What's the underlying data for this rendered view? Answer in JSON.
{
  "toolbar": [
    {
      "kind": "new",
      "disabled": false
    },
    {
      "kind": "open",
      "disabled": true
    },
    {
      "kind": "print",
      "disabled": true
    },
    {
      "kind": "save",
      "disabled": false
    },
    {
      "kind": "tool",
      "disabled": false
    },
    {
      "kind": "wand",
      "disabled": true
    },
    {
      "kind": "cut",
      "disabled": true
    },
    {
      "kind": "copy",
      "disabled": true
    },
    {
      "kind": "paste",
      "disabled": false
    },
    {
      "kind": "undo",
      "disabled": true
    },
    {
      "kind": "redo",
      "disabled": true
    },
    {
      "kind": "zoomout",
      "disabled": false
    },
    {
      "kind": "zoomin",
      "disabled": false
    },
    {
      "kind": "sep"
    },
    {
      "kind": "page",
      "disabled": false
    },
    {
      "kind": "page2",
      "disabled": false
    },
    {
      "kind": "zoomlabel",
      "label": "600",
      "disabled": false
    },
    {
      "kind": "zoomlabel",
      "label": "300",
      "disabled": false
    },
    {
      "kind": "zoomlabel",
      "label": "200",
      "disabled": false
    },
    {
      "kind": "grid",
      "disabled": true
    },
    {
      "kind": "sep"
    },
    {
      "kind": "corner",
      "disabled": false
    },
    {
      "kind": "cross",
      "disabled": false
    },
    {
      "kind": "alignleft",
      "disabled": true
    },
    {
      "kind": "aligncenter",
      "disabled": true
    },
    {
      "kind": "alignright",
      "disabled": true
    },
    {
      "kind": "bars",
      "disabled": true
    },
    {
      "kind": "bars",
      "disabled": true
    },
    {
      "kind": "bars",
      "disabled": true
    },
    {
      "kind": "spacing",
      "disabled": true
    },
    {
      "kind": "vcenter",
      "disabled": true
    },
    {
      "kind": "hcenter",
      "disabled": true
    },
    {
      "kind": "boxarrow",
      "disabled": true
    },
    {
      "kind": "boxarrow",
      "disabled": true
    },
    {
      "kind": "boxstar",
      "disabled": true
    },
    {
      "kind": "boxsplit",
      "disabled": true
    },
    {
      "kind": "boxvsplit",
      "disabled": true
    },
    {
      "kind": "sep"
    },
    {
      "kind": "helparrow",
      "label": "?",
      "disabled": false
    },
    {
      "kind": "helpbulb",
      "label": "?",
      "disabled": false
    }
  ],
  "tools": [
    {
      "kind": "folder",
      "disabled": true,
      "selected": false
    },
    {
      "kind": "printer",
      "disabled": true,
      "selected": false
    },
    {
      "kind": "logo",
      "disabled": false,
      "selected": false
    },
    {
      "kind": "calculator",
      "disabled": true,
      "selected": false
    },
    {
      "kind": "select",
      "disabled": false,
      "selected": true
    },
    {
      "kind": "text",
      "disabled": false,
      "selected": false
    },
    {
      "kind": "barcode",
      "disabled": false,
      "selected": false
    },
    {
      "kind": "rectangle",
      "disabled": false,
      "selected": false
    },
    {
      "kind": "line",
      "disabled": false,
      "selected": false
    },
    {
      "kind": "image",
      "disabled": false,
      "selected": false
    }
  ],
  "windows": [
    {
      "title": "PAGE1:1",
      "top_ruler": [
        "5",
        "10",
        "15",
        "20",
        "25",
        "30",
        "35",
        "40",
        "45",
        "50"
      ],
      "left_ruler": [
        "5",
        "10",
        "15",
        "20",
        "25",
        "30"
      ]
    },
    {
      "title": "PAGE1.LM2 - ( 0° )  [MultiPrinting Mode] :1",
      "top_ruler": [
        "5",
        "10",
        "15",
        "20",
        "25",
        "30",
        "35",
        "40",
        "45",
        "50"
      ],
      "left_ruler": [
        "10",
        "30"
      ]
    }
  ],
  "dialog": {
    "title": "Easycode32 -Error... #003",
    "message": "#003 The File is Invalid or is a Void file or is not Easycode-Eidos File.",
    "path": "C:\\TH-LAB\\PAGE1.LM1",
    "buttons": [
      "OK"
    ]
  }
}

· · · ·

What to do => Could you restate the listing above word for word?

Expected answer =>
What's the underlying data for this rendered view? Answer in JSON.
{
  "toolbar": [
    {
      "kind": "new",
      "disabled": false
    },
    {
      "kind": "open",
      "disabled": true
    },
    {
      "kind": "print",
      "disabled": true
    },
    {
      "kind": "save",
      "disabled": false
    },
    {
      "kind": "tool",
      "disabled": false
    },
    {
      "kind": "wand",
      "disabled": true
    },
    {
      "kind": "cut",
      "disabled": true
    },
    {
      "kind": "copy",
      "disabled": true
    },
    {
      "kind": "paste",
      "disabled": false
    },
    {
      "kind": "undo",
      "disabled": true
    },
    {
      "kind": "redo",
      "disabled": true
    },
    {
      "kind": "zoomout",
      "disabled": false
    },
    {
      "kind": "zoomin",
      "disabled": false
    },
    {
      "kind": "sep"
    },
    {
      "kind": "page",
      "disabled": false
    },
    {
      "kind": "page2",
      "disabled": false
    },
    {
      "kind": "zoomlabel",
      "label": "600",
      "disabled": false
    },
    {
      "kind": "zoomlabel",
      "label": "300",
      "disabled": false
    },
    {
      "kind": "zoomlabel",
      "label": "200",
      "disabled": false
    },
    {
      "kind": "grid",
      "disabled": true
    },
    {
      "kind": "sep"
    },
    {
      "kind": "corner",
      "disabled": false
    },
    {
      "kind": "cross",
      "disabled": false
    },
    {
      "kind": "alignleft",
      "disabled": true
    },
    {
      "kind": "aligncenter",
      "disabled": true
    },
    {
      "kind": "alignright",
      "disabled": true
    },
    {
      "kind": "bars",
      "disabled": true
    },
    {
      "kind": "bars",
      "disabled": true
    },
    {
      "kind": "bars",
      "disabled": true
    },
    {
      "kind": "spacing",
      "disabled": true
    },
    {
      "kind": "vcenter",
      "disabled": true
    },
    {
      "kind": "hcenter",
      "disabled": true
    },
    {
      "kind": "boxarrow",
      "disabled": true
    },
    {
      "kind": "boxarrow",
      "disabled": true
    },
    {
      "kind": "boxstar",
      "disabled": true
    },
    {
      "kind": "boxsplit",
      "disabled": true
    },
    {
      "kind": "boxvsplit",
      "disabled": true
    },
    {
      "kind": "sep"
    },
    {
      "kind": "helparrow",
      "label": "?",
      "disabled": false
    },
    {
      "kind": "helpbulb",
      "label": "?",
      "disabled": false
    }
  ],
  "tools": [
    {
      "kind": "folder",
      "disabled": true,
      "selected": false
    },
    {
      "kind": "printer",
      "disabled": true,
      "selected": false
    },
    {
      "kind": "logo",
      "disabled": false,
      "selected": false
    },
    {
      "kind": "calculator",
      "disabled": true,
      "selected": false
    },
    {
      "kind": "select",
      "disabled": false,
      "selected": true
    },
    {
      "kind": "text",
      "disabled": false,
      "selected": false
    },
    {
      "kind": "barcode",
      "disabled": false,
      "selected": false
    },
    {
      "kind": "rectangle",
      "disabled": false,
      "selected": false
    },
    {
      "kind": "line",
      "disabled": false,
      "selected": false
    },
    {
      "kind": "image",
      "disabled": false,
      "selected": false
    }
  ],
  "windows": [
    {
      "title": "PAGE1:1",
      "top_ruler": [
        "5",
        "10",
        "15",
        "20",
        "25",
        "30",
        "35",
        "40",
        "45",
        "50"
      ],
      "left_ruler": [
        "5",
        "10",
        "15",
        "20",
        "25",
        "30"
      ]
    },
    {
      "title": "PAGE1.LM2 - ( 0° )  [MultiPrinting Mode] :1",
      "top_ruler": [
        "5",
        "10",
        "15",
        "20",
        "25",
        "30",
        "35",
        "40",
        "45",
        "50"
      ],
      "left_ruler": [
        "10",
        "30"
      ]
    }
  ],
  "dialog": {
    "title": "Easycode32 -Error... #003",
    "message": "#003 The File is Invalid or is a Void file or is not Easycode-Eidos File.",
    "path": "C:\\TH-LAB\\PAGE1.LM1",
    "buttons": [
      "OK"
    ]
  }
}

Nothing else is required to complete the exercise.